Data about app and page elements:
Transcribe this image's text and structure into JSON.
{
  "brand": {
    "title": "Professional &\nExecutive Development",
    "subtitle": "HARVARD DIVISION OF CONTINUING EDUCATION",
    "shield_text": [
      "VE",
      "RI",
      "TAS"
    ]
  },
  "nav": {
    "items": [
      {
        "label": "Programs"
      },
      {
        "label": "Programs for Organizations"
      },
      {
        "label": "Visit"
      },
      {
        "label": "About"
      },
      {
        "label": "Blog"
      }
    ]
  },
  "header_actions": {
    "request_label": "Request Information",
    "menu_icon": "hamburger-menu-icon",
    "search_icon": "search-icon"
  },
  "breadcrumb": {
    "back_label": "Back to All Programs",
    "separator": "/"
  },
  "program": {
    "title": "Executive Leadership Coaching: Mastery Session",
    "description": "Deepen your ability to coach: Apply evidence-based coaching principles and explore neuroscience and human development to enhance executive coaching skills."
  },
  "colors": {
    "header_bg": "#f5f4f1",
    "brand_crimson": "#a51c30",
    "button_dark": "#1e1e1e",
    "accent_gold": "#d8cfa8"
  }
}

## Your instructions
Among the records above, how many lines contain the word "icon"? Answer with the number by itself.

## Written solution
2